The number of lines holding "Report" is all you should give; count them in the records below.

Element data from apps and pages
★ ★ ★ ★

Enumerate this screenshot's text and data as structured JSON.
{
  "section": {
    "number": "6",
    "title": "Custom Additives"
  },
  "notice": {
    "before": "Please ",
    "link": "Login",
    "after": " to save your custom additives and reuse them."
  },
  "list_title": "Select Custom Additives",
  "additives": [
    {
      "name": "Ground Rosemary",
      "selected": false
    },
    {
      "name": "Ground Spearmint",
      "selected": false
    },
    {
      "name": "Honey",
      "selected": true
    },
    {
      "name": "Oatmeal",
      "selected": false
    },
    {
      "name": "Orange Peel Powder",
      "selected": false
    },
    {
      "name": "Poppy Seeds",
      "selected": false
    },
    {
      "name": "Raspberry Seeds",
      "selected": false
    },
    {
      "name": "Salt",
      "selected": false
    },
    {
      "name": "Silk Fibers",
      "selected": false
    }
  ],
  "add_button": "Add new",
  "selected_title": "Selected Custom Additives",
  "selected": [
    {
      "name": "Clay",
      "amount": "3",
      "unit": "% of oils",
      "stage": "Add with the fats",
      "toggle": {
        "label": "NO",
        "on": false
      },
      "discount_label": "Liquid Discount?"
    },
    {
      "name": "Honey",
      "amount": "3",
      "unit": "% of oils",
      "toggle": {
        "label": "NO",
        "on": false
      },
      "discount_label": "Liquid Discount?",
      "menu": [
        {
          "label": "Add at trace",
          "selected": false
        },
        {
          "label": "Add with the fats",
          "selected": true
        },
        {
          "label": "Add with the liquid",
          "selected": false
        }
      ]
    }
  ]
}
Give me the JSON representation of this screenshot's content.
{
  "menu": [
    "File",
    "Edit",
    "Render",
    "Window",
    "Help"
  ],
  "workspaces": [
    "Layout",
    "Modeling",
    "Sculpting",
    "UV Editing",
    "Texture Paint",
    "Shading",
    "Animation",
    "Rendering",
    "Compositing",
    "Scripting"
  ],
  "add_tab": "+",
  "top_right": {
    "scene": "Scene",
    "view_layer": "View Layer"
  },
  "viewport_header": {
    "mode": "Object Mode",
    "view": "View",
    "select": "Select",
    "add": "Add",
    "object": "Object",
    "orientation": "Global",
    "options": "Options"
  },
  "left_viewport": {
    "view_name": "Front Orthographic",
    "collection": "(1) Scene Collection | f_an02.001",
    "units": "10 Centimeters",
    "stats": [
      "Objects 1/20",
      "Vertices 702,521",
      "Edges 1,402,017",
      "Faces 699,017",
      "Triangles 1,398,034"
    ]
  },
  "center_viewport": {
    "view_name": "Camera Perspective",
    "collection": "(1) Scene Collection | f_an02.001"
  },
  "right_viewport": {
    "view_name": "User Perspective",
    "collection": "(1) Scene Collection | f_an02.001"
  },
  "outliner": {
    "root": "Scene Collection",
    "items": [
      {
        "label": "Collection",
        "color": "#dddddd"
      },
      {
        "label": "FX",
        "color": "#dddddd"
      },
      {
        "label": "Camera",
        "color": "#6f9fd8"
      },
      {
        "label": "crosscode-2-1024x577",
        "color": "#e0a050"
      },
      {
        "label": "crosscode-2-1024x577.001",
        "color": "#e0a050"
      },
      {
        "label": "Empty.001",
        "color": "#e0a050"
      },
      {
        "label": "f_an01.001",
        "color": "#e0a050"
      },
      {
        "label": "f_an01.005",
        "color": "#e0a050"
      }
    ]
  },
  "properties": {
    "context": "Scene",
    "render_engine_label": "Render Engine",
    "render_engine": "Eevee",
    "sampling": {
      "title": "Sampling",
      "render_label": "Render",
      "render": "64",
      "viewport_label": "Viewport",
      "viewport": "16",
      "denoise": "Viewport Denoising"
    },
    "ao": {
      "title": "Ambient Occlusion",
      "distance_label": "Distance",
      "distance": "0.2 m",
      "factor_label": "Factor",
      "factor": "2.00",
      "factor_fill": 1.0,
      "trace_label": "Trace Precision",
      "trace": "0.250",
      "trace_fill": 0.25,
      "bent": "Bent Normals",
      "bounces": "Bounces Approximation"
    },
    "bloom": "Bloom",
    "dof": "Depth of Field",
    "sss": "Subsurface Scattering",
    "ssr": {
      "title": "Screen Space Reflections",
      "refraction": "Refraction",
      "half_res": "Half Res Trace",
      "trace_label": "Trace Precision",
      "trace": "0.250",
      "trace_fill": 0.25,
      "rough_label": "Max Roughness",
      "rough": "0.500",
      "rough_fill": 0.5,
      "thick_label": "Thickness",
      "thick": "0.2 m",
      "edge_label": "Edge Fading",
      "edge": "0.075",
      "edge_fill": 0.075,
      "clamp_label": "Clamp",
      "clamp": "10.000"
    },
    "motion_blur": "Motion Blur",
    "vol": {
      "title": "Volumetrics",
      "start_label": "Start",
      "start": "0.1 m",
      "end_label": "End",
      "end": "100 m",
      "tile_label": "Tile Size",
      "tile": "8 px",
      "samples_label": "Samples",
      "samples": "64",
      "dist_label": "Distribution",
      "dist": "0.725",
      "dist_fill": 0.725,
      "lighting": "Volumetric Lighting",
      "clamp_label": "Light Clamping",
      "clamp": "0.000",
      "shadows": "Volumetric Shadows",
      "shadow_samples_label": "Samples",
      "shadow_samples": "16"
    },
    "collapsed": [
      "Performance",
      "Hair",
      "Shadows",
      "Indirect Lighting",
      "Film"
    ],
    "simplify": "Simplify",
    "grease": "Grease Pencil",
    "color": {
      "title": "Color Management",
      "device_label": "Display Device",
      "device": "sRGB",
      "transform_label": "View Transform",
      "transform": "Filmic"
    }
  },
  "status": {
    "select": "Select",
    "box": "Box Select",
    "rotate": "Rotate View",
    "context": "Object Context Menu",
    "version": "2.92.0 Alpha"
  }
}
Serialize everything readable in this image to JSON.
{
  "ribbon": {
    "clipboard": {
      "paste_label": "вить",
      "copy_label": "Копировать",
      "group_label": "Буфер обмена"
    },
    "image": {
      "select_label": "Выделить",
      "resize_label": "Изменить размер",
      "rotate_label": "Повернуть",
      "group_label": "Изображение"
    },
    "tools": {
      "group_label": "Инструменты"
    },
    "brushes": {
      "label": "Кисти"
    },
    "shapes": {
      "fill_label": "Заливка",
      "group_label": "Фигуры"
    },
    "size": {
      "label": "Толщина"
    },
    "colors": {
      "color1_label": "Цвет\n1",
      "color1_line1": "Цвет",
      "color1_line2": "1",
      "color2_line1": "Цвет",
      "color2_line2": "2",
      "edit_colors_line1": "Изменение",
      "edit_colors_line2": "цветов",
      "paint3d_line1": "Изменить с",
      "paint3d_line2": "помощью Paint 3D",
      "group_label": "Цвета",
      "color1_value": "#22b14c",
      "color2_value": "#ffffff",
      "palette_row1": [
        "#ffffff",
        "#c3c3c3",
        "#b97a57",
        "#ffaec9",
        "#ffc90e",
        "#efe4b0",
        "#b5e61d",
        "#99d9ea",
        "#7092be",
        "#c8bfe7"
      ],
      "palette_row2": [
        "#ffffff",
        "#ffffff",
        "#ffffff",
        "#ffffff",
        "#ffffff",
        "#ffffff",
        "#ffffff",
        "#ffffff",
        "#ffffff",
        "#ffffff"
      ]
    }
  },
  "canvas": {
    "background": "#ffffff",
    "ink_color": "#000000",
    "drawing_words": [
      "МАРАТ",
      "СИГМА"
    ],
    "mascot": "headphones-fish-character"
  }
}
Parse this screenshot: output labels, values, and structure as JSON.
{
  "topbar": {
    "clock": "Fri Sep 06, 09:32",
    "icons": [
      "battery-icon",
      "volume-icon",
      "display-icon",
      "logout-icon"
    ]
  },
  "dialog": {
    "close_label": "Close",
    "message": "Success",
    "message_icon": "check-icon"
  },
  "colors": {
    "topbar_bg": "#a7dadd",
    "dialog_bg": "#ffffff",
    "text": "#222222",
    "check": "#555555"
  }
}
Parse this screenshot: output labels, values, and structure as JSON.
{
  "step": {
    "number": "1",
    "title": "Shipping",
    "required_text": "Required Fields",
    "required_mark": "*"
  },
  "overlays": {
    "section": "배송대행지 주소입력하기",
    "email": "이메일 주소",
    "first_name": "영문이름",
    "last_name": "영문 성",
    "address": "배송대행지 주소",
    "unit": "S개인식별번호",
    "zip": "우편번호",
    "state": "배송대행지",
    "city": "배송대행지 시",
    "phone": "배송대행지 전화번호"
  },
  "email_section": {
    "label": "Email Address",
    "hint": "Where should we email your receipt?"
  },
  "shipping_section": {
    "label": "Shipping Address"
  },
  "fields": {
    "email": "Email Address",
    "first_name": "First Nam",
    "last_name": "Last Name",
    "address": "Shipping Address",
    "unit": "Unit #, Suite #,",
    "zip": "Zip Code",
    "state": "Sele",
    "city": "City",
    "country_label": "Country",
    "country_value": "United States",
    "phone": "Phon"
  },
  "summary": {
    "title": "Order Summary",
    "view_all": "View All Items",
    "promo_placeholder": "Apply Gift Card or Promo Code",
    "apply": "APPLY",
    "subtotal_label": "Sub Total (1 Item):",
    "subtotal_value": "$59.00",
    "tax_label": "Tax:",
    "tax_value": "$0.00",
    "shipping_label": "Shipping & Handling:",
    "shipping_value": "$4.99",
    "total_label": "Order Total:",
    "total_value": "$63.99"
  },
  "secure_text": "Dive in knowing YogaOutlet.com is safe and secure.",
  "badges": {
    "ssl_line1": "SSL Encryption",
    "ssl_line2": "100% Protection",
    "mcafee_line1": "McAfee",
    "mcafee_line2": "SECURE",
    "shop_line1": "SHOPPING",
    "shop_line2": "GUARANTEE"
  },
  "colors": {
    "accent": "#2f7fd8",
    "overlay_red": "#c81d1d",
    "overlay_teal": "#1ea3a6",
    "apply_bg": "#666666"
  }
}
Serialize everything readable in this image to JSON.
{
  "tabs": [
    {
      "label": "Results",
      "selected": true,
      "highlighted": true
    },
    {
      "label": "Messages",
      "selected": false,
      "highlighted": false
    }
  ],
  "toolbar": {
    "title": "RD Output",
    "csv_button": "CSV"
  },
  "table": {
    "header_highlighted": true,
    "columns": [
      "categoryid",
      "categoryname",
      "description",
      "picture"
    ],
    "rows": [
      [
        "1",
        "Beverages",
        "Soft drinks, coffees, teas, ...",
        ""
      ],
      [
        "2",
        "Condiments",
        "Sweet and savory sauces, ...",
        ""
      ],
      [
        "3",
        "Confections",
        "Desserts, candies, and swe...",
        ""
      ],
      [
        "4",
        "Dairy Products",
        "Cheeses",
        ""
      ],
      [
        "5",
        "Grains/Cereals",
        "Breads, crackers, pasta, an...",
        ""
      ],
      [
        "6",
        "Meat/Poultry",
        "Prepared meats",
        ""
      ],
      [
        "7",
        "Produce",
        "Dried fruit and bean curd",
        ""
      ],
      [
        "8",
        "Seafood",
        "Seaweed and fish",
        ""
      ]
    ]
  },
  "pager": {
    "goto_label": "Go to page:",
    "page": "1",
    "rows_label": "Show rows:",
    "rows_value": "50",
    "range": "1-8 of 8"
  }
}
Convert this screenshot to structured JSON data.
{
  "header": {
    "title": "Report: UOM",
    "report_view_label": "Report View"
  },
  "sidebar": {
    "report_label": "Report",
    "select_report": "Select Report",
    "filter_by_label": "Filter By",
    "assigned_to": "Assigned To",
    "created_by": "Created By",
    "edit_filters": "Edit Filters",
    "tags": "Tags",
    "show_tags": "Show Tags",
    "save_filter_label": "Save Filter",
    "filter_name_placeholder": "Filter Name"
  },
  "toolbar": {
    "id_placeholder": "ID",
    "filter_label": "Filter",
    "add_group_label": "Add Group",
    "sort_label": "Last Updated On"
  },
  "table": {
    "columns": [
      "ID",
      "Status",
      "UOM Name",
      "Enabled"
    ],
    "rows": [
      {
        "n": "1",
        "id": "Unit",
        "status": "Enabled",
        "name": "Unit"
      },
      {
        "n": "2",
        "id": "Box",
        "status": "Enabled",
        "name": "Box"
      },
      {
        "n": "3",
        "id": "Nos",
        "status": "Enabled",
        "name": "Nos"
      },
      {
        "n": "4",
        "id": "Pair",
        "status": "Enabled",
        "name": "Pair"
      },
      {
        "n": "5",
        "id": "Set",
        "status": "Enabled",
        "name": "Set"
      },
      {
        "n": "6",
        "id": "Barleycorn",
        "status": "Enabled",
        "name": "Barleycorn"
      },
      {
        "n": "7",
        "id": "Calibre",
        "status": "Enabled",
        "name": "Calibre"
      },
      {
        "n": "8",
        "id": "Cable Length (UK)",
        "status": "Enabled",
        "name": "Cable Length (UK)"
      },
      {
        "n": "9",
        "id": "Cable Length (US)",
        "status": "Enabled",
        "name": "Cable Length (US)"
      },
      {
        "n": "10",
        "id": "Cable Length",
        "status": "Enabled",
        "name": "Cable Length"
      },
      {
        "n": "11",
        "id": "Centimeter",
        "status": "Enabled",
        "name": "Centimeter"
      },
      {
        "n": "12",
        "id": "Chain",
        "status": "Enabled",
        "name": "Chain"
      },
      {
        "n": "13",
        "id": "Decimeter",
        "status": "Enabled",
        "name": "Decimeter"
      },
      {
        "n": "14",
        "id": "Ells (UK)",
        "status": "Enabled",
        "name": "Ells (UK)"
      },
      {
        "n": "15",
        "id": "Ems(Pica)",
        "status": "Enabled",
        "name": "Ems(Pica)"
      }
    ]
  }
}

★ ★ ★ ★

Answer section –
4